By Erin Sherbert
By Erin Sherbert
By Leif Haven
By Erin Sherbert
By Chris Roberts
By Kate Conger
By Brian Rinker
By Rachel Swan
During the presidential campaign, candidate George W. Bush announced he was a ""Don't Ask, Don't Tell' man," supporting the controversial policy of how to deal with gays in the military. Bush's assertion was a departure from the traditional Republican stance that gays should be banned outright. And some political observers theorized that a gay soldier just might have a better life in the military under a Bush administration than he ever did with President Clinton in command. Despite the Clinton-engineered compromise to let closeted gays serve, the policy made the victimization of gay soldiers worse than ever. Clinton simply lacked the respect to enforce the full language of the law -- "Don't Ask, Don't Tell, Don't Pursue, Don't Harass." But a darling of the military like Bush, some believed, might have a better shot at implementing an unpopular policy -- especially after bringing back to power all the admired Gulf War veterans of his father's administration (see "Asking, Telling," Jan. 31).
So just seven months into his presidency, Bush has accomplished something Clinton was unable to pull off in eight years: the first-ever U.S. Army training guide on homosexual conduct policy.
Now, whenever a soldier has a question about the complex regulations on what exactly it means to be gay in the military, all he has to do is turn to his official Army ... comic book.
That's right, comic book. The full-color, 30-page booklet -- titled Dignity & Respect -- was printed by the Army this summer for distribution among its ranks. But this Dubya-friendly work is hardly Doonesbury material. It is more like Mary Worth, a consternated and melodramatic effort chronicling the adventures of officers and soldiers dealing with homosexuals in their midst.
Consider the panel on Page 5, on how to properly begin an investigation without creating a witch hunt:
"Sir, Sgts. Hall and Johnson just came to see me. They apparently witnessed a homosexual act involving Pfc. Howard and a soldier from another unit."
"Why don't you tell me what they saw ...."
Or the panels on Pages 25 and 26, where an incident of gay harassment is identified and properly defused:
"I am looking forward to a great weekend," one soldier tells a group of fellow soldiers. "I have a date."
"You? A date?" one skeptical soldier replies. "I would believe that Gates over there had a date with another man before I'd ever believe that you have a hot date."
Another soldier then tries to make fun of Gates, who is by himself at the other end of the room.
"Hey, Gates, would you enjoy a date with a good-looking man, too?"
Uh-oh. The commanding officer walks in and overhears the teasing: "What was that, sergeant? I didn't like the sound of that. I want to see all of you in my office NOW!"
Gay rights groups that advocate a complete lift of the ban -- but push for fairer implementation of "Don't Ask, Don't Tell" in the meantime -- laud the training manual.
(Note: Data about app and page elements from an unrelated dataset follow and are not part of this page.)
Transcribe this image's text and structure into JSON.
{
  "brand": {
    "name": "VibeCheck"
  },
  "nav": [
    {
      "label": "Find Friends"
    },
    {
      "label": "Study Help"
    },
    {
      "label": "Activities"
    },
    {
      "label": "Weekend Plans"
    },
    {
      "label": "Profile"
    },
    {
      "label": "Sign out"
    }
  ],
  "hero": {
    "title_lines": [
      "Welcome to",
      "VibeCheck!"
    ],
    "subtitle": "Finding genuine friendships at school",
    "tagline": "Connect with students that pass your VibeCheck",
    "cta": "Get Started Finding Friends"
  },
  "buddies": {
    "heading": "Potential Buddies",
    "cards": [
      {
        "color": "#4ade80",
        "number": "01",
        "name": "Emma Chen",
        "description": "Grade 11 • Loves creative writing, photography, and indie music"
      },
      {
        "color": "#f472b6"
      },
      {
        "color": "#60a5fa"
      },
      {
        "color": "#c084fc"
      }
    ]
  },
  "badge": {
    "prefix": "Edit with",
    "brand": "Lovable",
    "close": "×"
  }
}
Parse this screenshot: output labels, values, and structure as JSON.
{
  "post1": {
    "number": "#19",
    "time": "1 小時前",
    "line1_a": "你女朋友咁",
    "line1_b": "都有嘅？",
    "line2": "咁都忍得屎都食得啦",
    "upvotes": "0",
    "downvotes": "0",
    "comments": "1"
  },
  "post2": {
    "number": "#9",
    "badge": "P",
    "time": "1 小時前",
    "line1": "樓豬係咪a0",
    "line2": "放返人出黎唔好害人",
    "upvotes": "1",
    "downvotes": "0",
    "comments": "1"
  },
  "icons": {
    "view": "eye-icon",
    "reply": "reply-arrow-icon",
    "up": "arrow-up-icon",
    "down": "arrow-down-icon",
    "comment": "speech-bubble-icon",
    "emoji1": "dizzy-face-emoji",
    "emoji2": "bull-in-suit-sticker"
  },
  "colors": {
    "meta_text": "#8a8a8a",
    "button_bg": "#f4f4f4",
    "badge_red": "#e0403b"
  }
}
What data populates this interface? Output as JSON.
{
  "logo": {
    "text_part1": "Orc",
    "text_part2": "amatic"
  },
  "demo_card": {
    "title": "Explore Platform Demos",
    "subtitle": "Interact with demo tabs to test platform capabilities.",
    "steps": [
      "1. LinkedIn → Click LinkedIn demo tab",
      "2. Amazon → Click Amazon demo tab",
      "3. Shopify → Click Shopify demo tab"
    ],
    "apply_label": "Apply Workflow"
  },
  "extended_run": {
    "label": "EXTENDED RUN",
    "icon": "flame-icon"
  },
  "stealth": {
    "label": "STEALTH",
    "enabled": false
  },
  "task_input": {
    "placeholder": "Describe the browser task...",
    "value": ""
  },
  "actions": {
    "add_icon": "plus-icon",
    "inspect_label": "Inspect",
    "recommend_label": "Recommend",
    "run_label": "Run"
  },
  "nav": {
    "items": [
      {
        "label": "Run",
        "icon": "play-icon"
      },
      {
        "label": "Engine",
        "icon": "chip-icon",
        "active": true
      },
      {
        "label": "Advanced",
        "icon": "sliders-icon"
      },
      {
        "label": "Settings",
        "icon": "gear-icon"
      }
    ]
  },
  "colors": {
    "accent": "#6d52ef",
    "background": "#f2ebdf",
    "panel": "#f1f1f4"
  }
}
"We welcome the publication of the guide," says Steve Ralls, spokesperson for the Washington, D.C.-based Servicemembers Legal Defense Network. "We'd rather there not be a policy excluding gay service members, but given it is the law, we think it is a positive step for the Army to go the extra step to educate its troops. It is about eight years too late, but late is better than never."
Ralls is not offended by the cartoon look of the manual. "A lot of the Army's new recruits are only 18 and 19 years old, some without even a high school education. This information needs to be accessible and clear, and not a bunch of legalese," he says. "I'd rather the training manual be in comic book format than there be nothing at all."
Military sociologist John Allen Williams, a professor of political science at Loyola University Chicago and a Navy veteran himself, says there is a long history of comic book manuals for all kinds of military training.
"This is in no way a sign of trivializing content," Williams says. "Comic books are not new to the military. They have frequently been used to teach relatively unsophisticated people how to handle and maintain very complicated machinery and equipment."
Years ago, Williams says, Army manuals even featured buxom, eye-catching cartoon women holding wrenches, to keep soldiers interested in what was being taught. "Imagine that," he says. "Those kinds of comics have all since disappeared."
Aaron Belkin, director of the UC Santa Barbara-based Center for the Study of Sexual Minorities in the Military, does not find the comic book format patronizing either. But he does wish it would re-create situations real people can relate to, and not read so much like a perfectly saccharine Nick at Nite sitcom.
"Some of the situations are absolutely no reflection of what really goes on in the barracks," Belkin says. "The scenarios are so ludicrous that the author had to be from another planet to think readers would get a serious message. It almost conveys this wink-wink irony that the Army does not take harassment seriously."
While the comic deals with soldiers joking about two men going on a date, it does not tackle the very real dilemma of soldiers using violence to intimidate gay service members. That omission bothers Belkin, who cites a recent Pentagon study that shows 135,000 members of the U.S. armed forces witnessed anti-gay violence last year alone.